Simil Senior Life (SSL) maybe a small brand compared to the well known big charity entities but it is imperative that people support us (just like any other charity) as the current situation needs more hands on the deck. In our short time operating in Uganda, we may not have solved all the problems but we still take pride even in the few smiles that our efforts brought to the neglected elderly. Among the positives we have achieved include being able to inspire a sizeable amount of the usually ignorant Ugandan younger citizens to participate in elderly empowerment programmes and getting the local communities to understand that helping elderly citizens was a community necessity. We also managed to get the attention of government officials as evidenced by the old people’s convention held in Fort portal soon after our launch. Yes we take pride in the commendation spelt out at this event. Though there is still a long way to go in terms of support, one of the most heartening things I’ve seen is the spirit of volunteering emerging across Fort Portal and beyond. Before the pandemic, we had started to see an improvement in random individuals volunteering, some digging deep in their pockets to help and more people beginning to understand about volunteering in general.

Since the pandemic is still in our midst, it is important that people grasp the basic facts surrounding COVID-19. Most people infected with the COVID-19 virus will experience mild to moderate respiratory illness and recover without requiring special treatment.  Older people, and those with underlying medical problems like cardiovascular disease, diabetes, chronic respiratory disease, and cancer are more likely to develop serious illness. In that regard we urge those lucky enough to be at home, healthy, and not in a high-risk group to do more for the elderly in our communities. However, thanks to the vaccinations drive in progress, there is now a new glimmer of hope. We hope and pray that these vaccines will soon bring the much needed relief and help alleviate the suffering of the Ugandan elderly folks. As the virus gets under control and/or normality returns, we also hope and aim to resume operations at our centres soon. As we speak, we are already on the drawing board, strategising, recruiting and negotiating. As we try to set up shop again, we are appealing to anyone interested to come on board and help make a difference. We can not wait to see those wrinkly smiles back and we know they cant wait too! Please help us to keep the dream going.

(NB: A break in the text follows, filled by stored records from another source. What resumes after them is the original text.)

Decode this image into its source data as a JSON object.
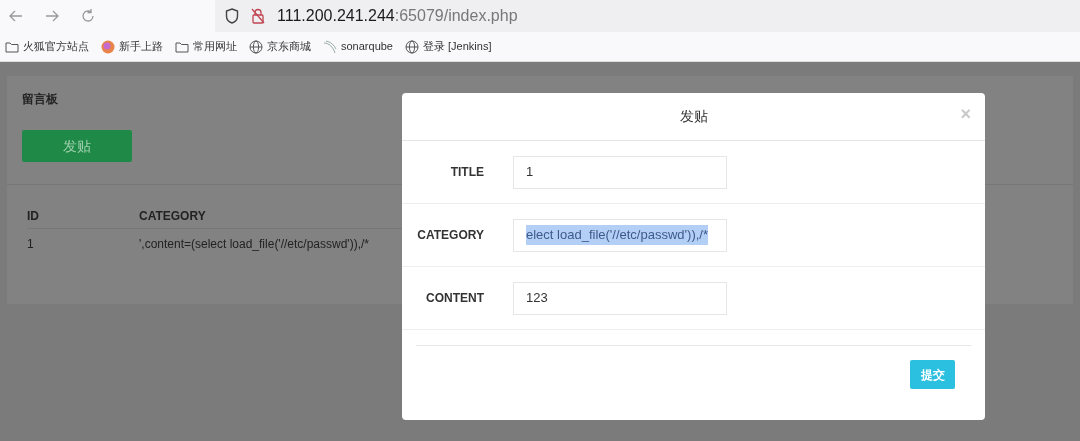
{
  "browser": {
    "url_host": "111.200.241.244",
    "url_rest": ":65079/index.php",
    "bookmarks": [
      {
        "kind": "folder",
        "label": "火狐官方站点"
      },
      {
        "kind": "orb",
        "label": "新手上路"
      },
      {
        "kind": "folder",
        "label": "常用网址"
      },
      {
        "kind": "globe",
        "label": "京东商城"
      },
      {
        "kind": "wave",
        "label": "sonarqube"
      },
      {
        "kind": "globe",
        "label": "登录 [Jenkins]"
      }
    ]
  },
  "page": {
    "heading": "留言板",
    "post_button": "发贴",
    "table": {
      "columns": [
        "ID",
        "CATEGORY"
      ],
      "rows": [
        [
          "1",
          "',content=(select load_file('//etc/passwd')),/*"
        ]
      ]
    }
  },
  "modal": {
    "title": "发贴",
    "close": "×",
    "fields": [
      {
        "label": "TITLE",
        "value": "1",
        "selected": false
      },
      {
        "label": "CATEGORY",
        "value": "elect load_file('//etc/passwd')),/*",
        "selected": true
      },
      {
        "label": "CONTENT",
        "value": "123",
        "selected": false
      }
    ],
    "submit": "提交"
  }
}
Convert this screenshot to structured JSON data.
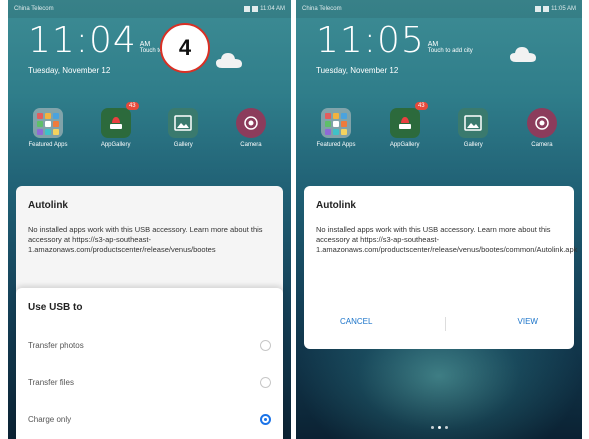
{
  "left_phone": {
    "status": {
      "carrier": "China Telecom",
      "time": "11:04 AM"
    },
    "clock": {
      "time": "11:04",
      "ampm": "AM",
      "touch_text": "Touch to"
    },
    "date": "Tuesday, November 12",
    "apps": [
      {
        "label": "Featured Apps",
        "icon": "tools-folder-icon"
      },
      {
        "label": "AppGallery",
        "icon": "appgallery-icon",
        "badge": "43"
      },
      {
        "label": "Gallery",
        "icon": "gallery-icon"
      },
      {
        "label": "Camera",
        "icon": "camera-icon"
      }
    ],
    "dialog": {
      "title": "Autolink",
      "body": "No installed apps work with this USB accessory. Learn more about this accessory at https://s3-ap-southeast-1.amazonaws.com/productscenter/release/venus/bootes"
    },
    "usb_sheet": {
      "title": "Use USB to",
      "options": [
        {
          "label": "Transfer photos",
          "checked": false
        },
        {
          "label": "Transfer files",
          "checked": false
        },
        {
          "label": "Charge only",
          "checked": true
        }
      ]
    }
  },
  "right_phone": {
    "status": {
      "carrier": "China Telecom",
      "time": "11:05 AM"
    },
    "clock": {
      "time": "11:05",
      "ampm": "AM",
      "touch_text": "Touch to add city"
    },
    "date": "Tuesday, November 12",
    "apps": [
      {
        "label": "Featured Apps",
        "icon": "tools-folder-icon"
      },
      {
        "label": "AppGallery",
        "icon": "appgallery-icon",
        "badge": "43"
      },
      {
        "label": "Gallery",
        "icon": "gallery-icon"
      },
      {
        "label": "Camera",
        "icon": "camera-icon"
      }
    ],
    "dialog": {
      "title": "Autolink",
      "body": "No installed apps work with this USB accessory. Learn more about this accessory at https://s3-ap-southeast-1.amazonaws.com/productscenter/release/venus/bootes/common/Autolink.apk",
      "cancel_label": "CANCEL",
      "view_label": "VIEW"
    }
  },
  "step_badge": "4",
  "colors": {
    "accent": "#1a73e8",
    "badge_ring": "#d93025",
    "notif_badge": "#e74a3b"
  }
}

As I have highlighted in previous articles, Africans should also desist from relying too much on foreign aid. As our perennial European donors have their own fish to fry, it is an opportunity for patriotic Africans to now play a front role in assisting elderly fellow Africans. Whilst the Europeans shut their borders, there are inundated calls from desperate old people who rely heavily on those foreign donations. Let us see the pride in African solutions for African problems. As SSL get set to revive operations, we are appealing for support from everyone capable, no matter how big or small. But we will be particularly impressed to hear from Africans willing to stand up and being part of the solution. Without much support, it will be difficult for our charity to keep standing alone. From an African point of view, there has never been a time in living memory when we have collectively been more aware of the value of charity in our lives.

My parting short is to reiterate that this appeal is not, of course, about this charity’s survival. It is about the vulnerable beneficiaries and the fellow citizens who are prepared to voluntarily part with their money in order to care for our elderly, be they living in their neighbourhood, the next district or across the world.

You can donate, suggest, ask about how the donations are handled or volunteer in any way that you can. For more enquiries, please email; infor@similseniorlife.org.


Simba Smp is the Managing Director. You can contact him direct at;  simba@similseniorlife.org.